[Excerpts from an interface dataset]
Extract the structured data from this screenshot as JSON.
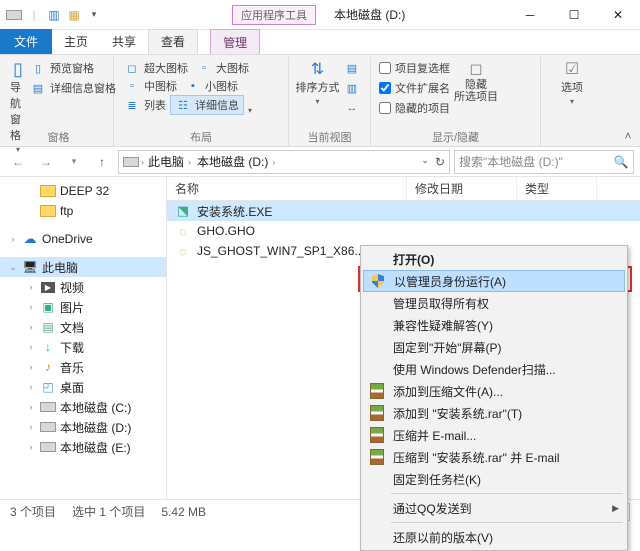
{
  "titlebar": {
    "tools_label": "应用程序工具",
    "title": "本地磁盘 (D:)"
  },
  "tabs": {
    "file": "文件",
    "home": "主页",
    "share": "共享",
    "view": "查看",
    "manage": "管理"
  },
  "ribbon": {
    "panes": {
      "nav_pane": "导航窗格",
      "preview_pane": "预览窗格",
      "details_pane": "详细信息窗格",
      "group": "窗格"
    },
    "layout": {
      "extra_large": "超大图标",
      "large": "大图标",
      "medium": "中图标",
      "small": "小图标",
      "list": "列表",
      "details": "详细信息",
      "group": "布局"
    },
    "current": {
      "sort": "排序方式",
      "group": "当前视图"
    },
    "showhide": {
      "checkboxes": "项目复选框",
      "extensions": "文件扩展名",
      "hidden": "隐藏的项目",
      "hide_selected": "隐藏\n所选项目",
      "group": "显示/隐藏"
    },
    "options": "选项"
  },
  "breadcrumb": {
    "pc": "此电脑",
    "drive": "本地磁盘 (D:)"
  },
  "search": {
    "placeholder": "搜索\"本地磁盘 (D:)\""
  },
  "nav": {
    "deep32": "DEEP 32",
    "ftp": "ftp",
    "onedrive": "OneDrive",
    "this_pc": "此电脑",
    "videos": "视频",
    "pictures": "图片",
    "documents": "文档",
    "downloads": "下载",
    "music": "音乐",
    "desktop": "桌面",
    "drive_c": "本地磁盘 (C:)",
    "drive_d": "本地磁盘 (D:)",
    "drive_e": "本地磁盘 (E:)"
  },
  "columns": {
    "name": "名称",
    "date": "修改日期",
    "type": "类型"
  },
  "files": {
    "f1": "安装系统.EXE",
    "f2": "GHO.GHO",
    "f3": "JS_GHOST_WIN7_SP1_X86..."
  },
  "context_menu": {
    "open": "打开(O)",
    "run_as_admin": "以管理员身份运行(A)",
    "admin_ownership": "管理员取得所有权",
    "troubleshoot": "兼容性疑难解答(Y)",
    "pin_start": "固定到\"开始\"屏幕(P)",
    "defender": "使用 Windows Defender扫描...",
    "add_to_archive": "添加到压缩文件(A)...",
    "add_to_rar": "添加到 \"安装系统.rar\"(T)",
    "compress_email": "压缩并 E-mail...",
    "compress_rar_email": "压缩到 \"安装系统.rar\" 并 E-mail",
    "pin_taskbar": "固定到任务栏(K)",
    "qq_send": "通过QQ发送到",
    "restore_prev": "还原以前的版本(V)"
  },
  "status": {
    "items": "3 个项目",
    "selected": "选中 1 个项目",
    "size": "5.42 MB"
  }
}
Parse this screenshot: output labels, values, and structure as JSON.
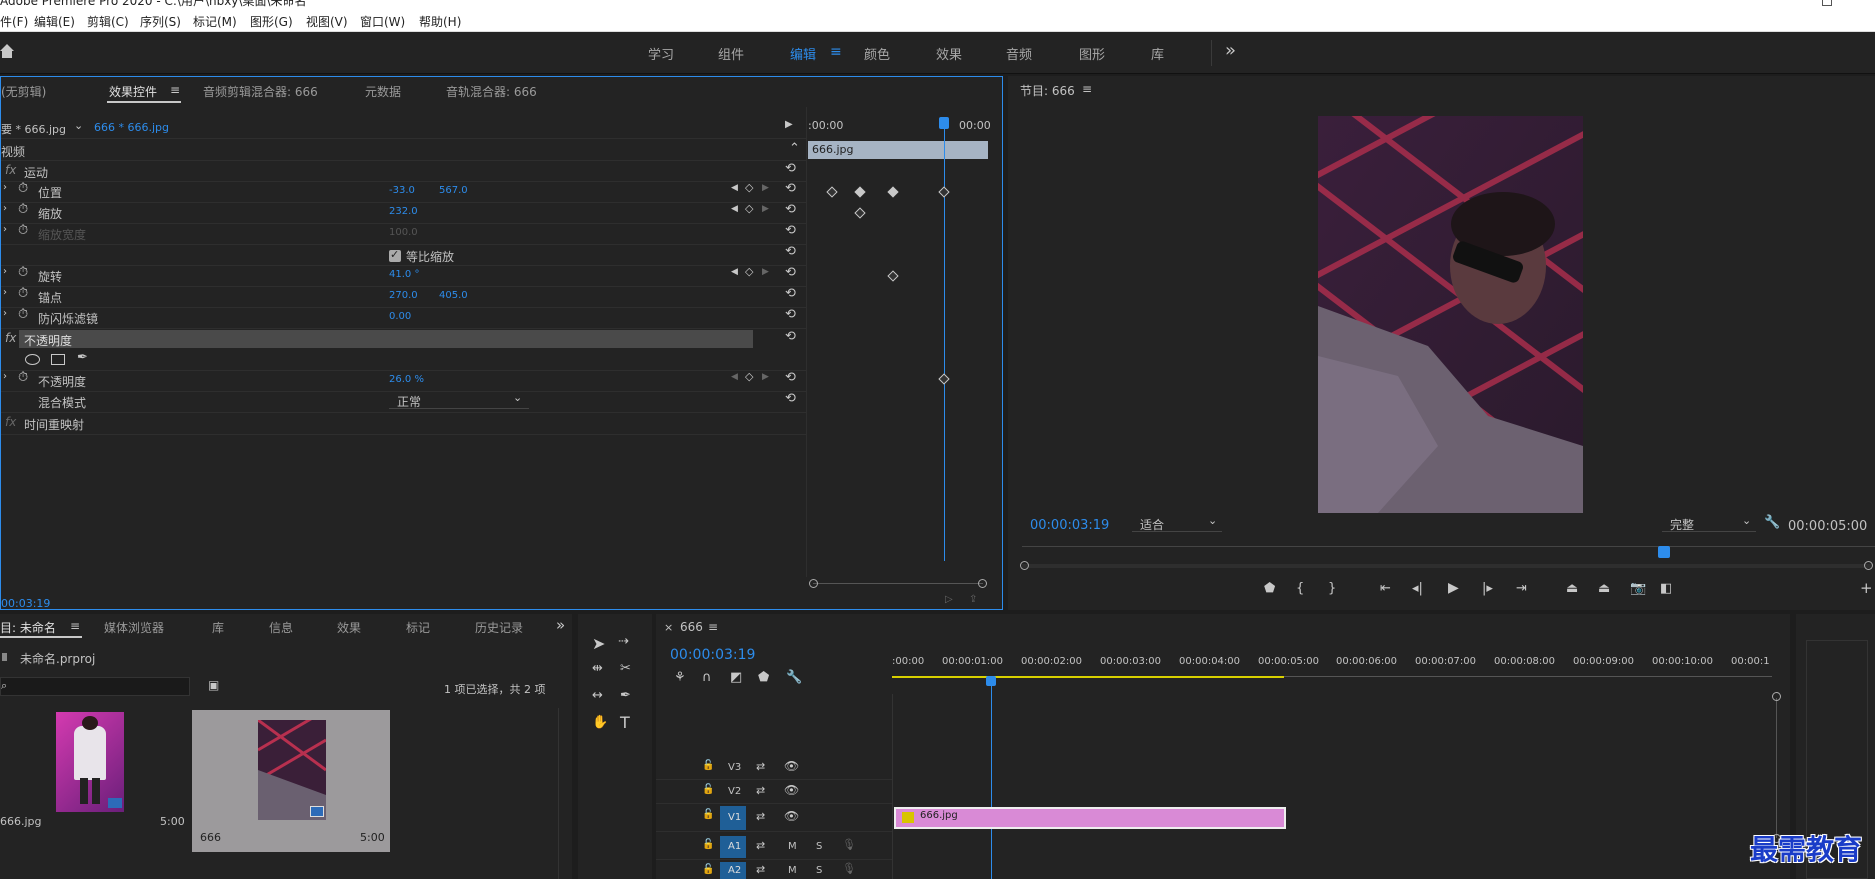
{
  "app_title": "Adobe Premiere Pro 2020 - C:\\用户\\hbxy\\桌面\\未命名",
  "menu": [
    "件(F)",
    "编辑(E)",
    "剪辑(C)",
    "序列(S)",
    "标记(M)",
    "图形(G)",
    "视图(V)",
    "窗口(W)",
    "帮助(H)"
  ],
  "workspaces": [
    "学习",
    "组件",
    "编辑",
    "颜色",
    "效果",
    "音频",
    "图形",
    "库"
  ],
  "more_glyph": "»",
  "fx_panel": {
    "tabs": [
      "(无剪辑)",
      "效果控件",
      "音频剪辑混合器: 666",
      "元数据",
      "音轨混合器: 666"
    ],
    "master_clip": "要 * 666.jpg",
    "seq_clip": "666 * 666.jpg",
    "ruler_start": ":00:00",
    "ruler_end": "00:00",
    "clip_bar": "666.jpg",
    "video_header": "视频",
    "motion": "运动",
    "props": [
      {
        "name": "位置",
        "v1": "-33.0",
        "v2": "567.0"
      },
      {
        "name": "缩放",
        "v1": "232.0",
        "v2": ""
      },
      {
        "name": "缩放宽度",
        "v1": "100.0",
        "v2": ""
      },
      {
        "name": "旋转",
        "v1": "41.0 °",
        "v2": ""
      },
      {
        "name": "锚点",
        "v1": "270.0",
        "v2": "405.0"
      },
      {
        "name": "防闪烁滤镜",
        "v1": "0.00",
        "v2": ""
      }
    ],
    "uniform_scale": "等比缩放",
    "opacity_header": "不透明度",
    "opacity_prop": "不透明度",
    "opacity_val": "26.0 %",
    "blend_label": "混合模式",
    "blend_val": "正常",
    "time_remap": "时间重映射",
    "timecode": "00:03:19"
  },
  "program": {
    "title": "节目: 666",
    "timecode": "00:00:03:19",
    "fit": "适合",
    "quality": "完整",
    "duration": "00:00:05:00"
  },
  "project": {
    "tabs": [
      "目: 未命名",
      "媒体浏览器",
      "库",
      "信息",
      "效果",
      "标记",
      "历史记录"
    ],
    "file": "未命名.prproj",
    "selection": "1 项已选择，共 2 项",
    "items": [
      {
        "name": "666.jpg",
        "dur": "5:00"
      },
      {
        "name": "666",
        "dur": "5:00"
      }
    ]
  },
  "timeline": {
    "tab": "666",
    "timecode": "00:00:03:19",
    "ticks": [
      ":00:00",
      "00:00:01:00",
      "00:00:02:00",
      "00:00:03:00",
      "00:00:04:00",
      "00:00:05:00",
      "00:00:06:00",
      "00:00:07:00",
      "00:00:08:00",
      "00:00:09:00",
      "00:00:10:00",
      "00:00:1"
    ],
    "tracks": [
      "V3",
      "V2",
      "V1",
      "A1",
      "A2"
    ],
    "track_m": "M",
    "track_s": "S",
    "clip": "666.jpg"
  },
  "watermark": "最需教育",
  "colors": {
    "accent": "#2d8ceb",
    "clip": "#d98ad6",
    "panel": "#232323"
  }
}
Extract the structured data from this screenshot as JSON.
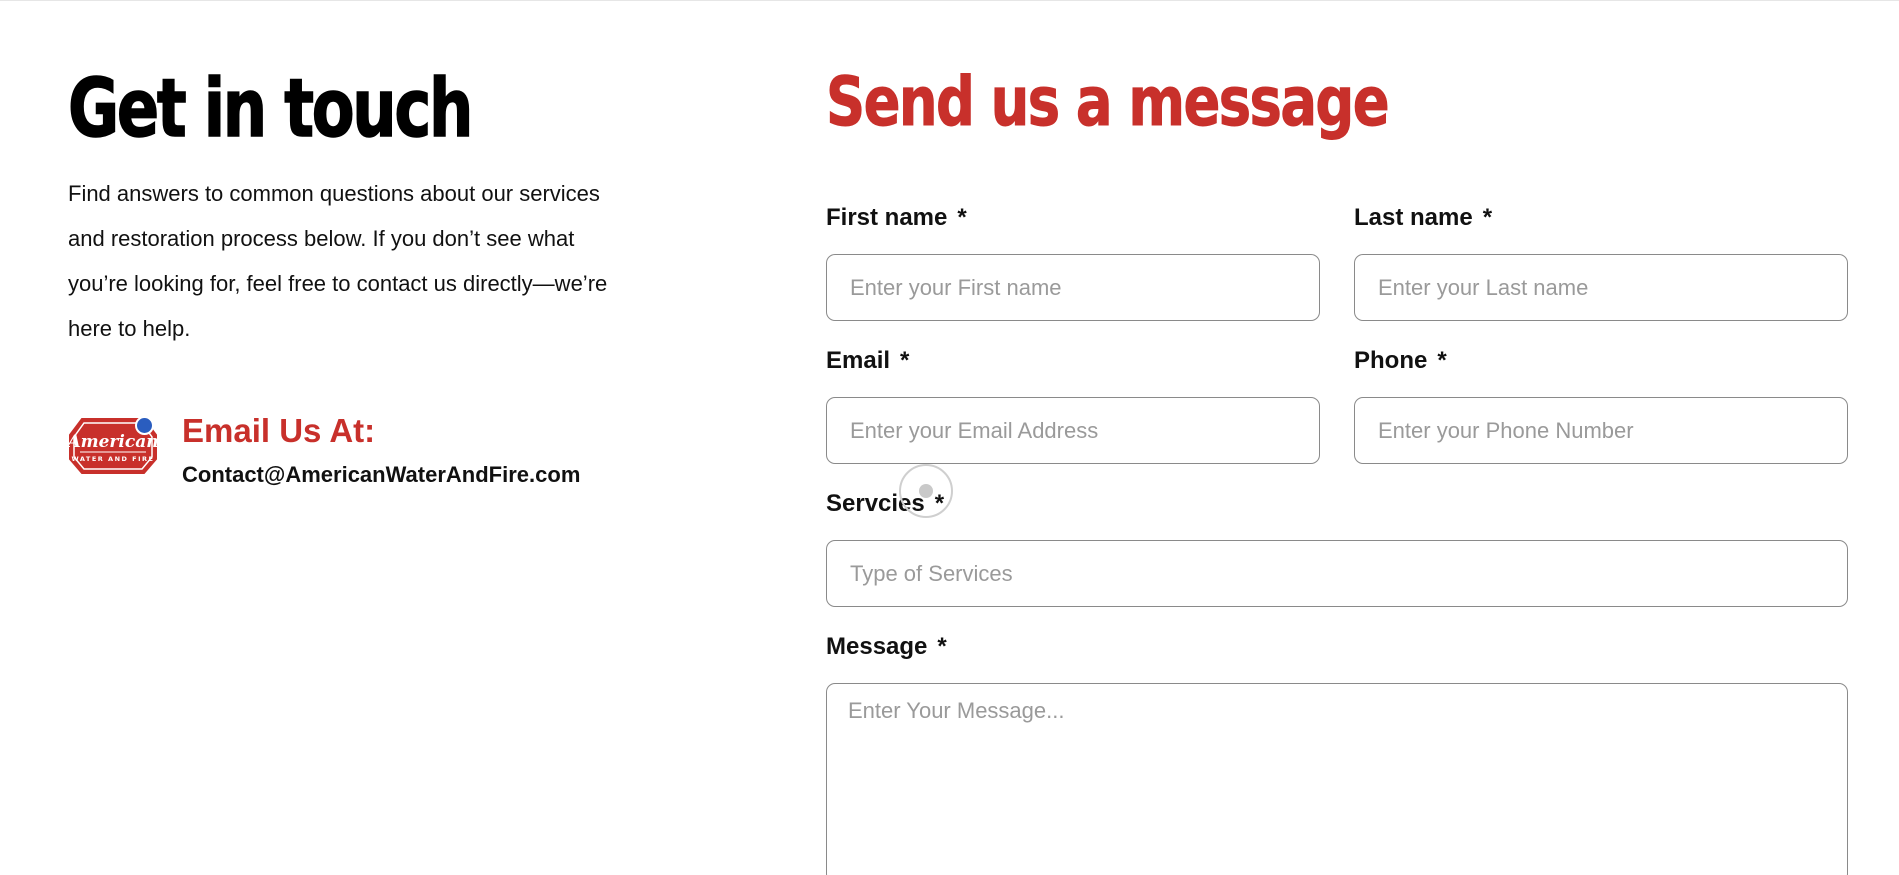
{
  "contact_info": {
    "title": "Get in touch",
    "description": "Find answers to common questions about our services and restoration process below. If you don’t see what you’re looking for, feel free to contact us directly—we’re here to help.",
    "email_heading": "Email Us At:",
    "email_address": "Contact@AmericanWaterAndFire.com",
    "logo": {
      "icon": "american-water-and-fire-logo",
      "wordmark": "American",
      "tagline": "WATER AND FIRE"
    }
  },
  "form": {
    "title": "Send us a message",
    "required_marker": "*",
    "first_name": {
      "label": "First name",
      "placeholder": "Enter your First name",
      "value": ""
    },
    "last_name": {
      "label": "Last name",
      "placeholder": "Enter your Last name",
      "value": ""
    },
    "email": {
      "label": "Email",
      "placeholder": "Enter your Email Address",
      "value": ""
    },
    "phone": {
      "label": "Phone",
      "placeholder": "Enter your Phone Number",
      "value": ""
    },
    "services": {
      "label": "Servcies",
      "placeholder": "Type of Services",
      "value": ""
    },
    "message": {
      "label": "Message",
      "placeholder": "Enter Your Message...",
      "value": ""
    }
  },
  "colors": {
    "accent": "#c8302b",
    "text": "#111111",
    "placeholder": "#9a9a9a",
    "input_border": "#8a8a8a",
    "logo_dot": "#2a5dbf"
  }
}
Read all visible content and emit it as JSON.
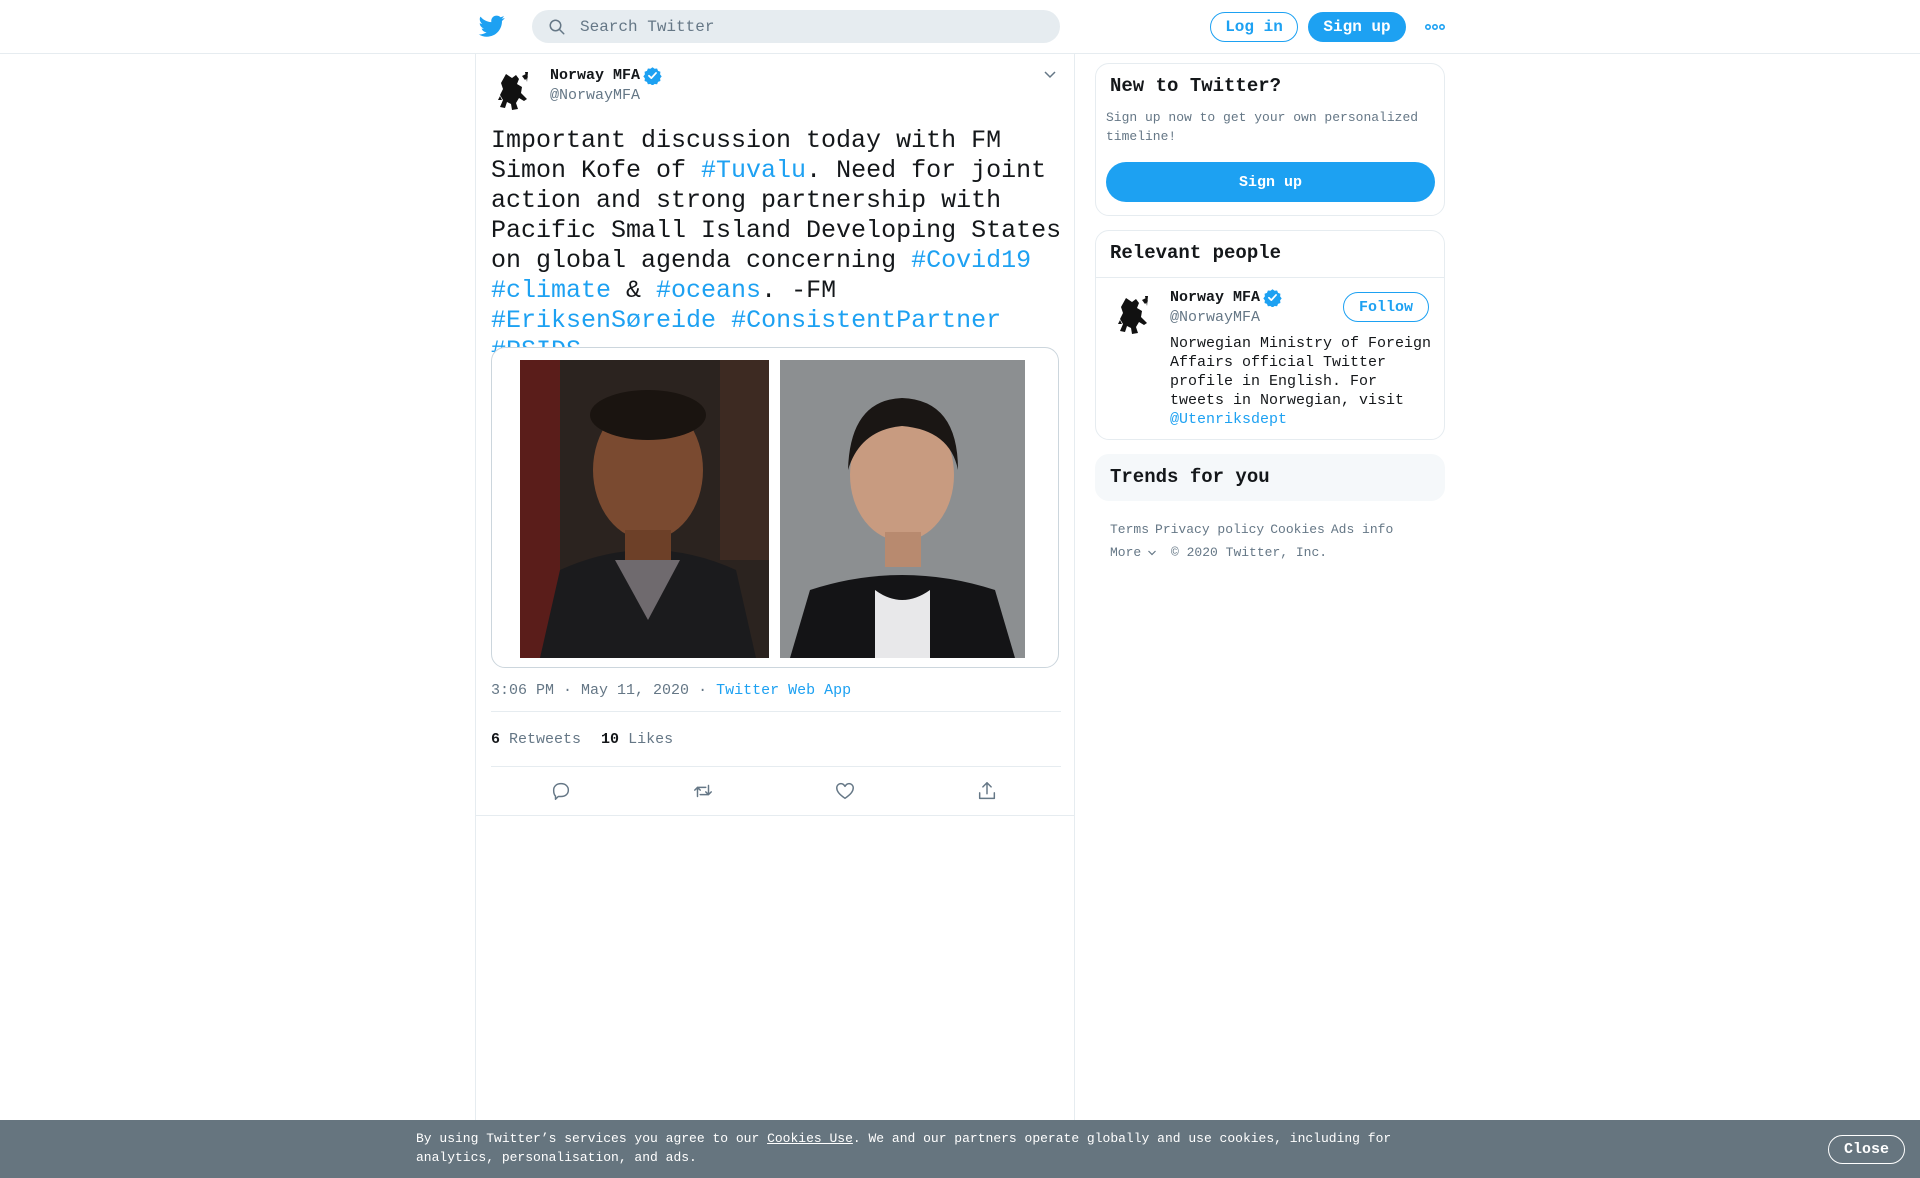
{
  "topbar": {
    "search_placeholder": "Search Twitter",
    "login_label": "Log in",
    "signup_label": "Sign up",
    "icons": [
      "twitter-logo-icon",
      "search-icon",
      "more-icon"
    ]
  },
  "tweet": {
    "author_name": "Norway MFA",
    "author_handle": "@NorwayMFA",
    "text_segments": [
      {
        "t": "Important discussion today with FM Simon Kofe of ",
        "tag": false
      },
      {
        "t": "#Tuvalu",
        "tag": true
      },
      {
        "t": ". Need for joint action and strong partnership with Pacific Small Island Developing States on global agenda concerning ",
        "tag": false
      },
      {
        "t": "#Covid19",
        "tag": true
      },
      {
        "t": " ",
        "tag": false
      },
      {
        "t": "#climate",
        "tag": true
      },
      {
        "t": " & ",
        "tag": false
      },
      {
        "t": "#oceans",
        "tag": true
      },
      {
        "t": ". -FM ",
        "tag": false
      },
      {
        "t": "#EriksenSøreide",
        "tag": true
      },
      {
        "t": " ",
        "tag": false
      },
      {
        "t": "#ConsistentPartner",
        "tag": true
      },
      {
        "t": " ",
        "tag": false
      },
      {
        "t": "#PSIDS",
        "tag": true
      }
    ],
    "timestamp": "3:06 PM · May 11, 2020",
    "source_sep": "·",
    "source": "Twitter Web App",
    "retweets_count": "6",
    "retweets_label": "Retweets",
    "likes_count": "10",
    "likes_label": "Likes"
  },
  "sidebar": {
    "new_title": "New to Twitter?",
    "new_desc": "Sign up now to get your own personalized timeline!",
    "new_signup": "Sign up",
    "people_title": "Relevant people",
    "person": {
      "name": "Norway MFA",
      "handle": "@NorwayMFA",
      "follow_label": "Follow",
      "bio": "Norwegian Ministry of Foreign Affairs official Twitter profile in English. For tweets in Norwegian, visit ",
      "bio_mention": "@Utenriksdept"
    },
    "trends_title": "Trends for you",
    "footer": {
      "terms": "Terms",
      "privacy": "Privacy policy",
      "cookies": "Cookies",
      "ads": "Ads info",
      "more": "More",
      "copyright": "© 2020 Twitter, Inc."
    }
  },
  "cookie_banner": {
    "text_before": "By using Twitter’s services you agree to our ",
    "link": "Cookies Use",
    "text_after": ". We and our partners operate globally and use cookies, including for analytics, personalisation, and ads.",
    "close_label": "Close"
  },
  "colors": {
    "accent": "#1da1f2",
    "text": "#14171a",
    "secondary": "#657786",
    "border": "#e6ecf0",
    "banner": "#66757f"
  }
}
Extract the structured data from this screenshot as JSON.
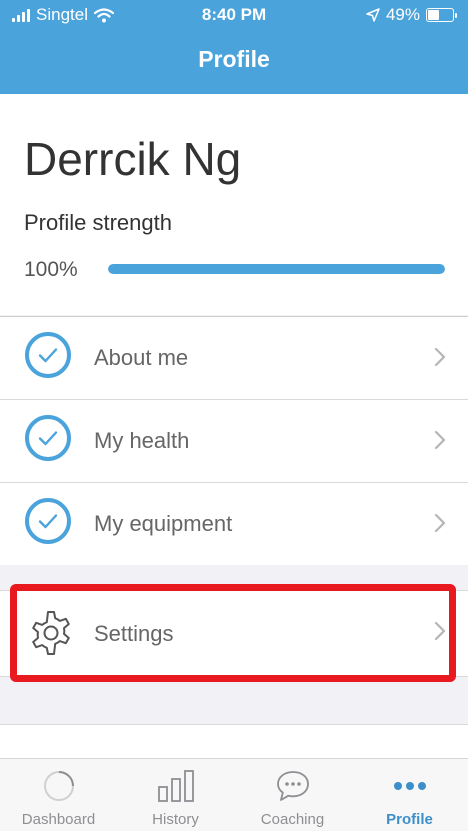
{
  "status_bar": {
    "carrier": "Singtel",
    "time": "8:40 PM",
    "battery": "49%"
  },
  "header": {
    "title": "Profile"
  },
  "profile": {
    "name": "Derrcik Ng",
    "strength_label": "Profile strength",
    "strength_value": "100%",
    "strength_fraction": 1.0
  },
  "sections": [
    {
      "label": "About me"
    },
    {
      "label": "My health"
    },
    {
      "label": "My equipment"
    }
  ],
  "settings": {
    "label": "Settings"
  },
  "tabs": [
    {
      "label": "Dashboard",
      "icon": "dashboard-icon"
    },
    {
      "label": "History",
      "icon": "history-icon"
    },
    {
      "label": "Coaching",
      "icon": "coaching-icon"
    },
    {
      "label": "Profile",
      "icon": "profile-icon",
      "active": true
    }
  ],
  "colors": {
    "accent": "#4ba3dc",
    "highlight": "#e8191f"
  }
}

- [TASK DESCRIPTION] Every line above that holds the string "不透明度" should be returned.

- [ANSWER BELOW]
    "opacity_header": "不透明度",
    "opacity_prop": "不透明度",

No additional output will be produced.